Syria conflict: ‘Deal reached’ for four besieged towns

Fighters stand near a convoy of vehicles carrying UN food and medical aid on the outskirts of the rebel-besieged Kefraya. Photo: 14 March 2017Image copyright

Image caption

Humanitarian organisations have been calling for unhindered access to Syria’s besieged areas

The Syrian government and rebel groups have reportedly reached a deal to allow the evacuation of four besieged areas.

The UK-based Syrian Observatory for Human Rights said residents of Foah and Kefraya, two government-held towns in the north-west, would be bussed out.

In return, people in two rebel-held towns near Damascus, Madaya and Zabadani, will be given safe passage.

The evacuation is scheduled to begin on Tuesday, but a local truce is said to have come into effect overnight.

Last month, the UN described the situation in the four towns as “catastrophic”, with more than 64,000 civilians “trapped in a cycle of daily violence and deprivation”.

Many people are reported to have died as a result of shortages of food or medicine.

Foah and Kefraya, most of whose residents are Shia Muslims, have been encircled by rebels and al-Qaeda-linked Sunni jihadists since March 2015.

Madaya and Zabadani, which are predominantly Sunni, have meanwhile been besieged since June 2015 by the Syrian army and fighters from Lebanon’s Shia Islamist Hezbollah movement.

As part of what is known as the “Four Towns Agreement”, the warring parties have allowed the UN and Red Cross to deliver aid on a few occasions in the past two years and to evacuate limited numbers of sick and injured people.

Aid convoys last reached the towns on 14 March.
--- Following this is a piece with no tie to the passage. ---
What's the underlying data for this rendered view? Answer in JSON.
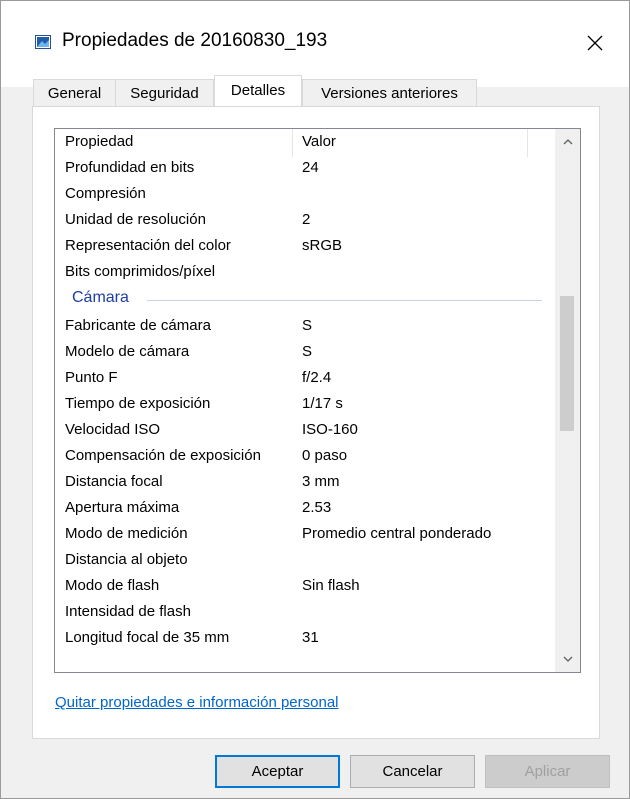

Several thousand civilians were also allowed to leave Foah and Kefraya in December as part of a deal that saw the evacuation of a besieged rebel enclave in eastern Aleppo.

UN humanitarian chief Stephen O’Brien told the Security Council on 22 February that the refusal to grant humanitarian organisations immediate and unconditional access to the towns meant residents were “trapped in a cycle of daily violence and deprivation, where malnutrition and lack of proper medical care continue”.

He said five people had recently died in Madaya and Kefraya, while 80 others were in urgent need of medical evacuation to save their lives.

Media captionMadaya, Syria, where children resort to suicide

A pro-government source told Reuters news agency that the implementation of the evacuation deal was due to begin on Tuesday, with 16,000 people leaving Foah and Kefraya “in exchange for the evacuation of all the Zabadani militants and the militants of Madaya and their families”.

Those evacuated from Foah and Kefraya will reportedly be transported to government-controlled areas of Damascus, while Madaya and Zabadani residents will be taken to rebel-held areas around the city of Idlib and the town of Jarablus.

Rami Abdul Rahman, the director of the Syrian Observatory, noted that the deal would result in a “demographic change on a sectarian basis”.

“There is great discontent over the agreement in Madaya,” he told Reuters.

A report by UN human rights experts published last month concluded that last September’s evacuation of people from parts of Aleppo previously held by rebels amounted to the “war crime of forced displacement”.

The Syrian Observatory said the agreement on the four towns would also see a truce take effect in areas south of Damascus, aid deliveries, and the release of 1,500 prisoners held by the government.

It added that the deal was drafted by Qatar – which backs the opposition to President Bashar al-Assad – following negotiations between representatives of Iran – an ally of the government – and an Islamist rebel alliance, Jaysh al-Fath.

Some 4.7 million people live in hard-to-reach and besieged areas in Syria, including 644,000 in UN-declared besieged locations.

Syria conflict: ‘Deal reached’ for four besieged towns}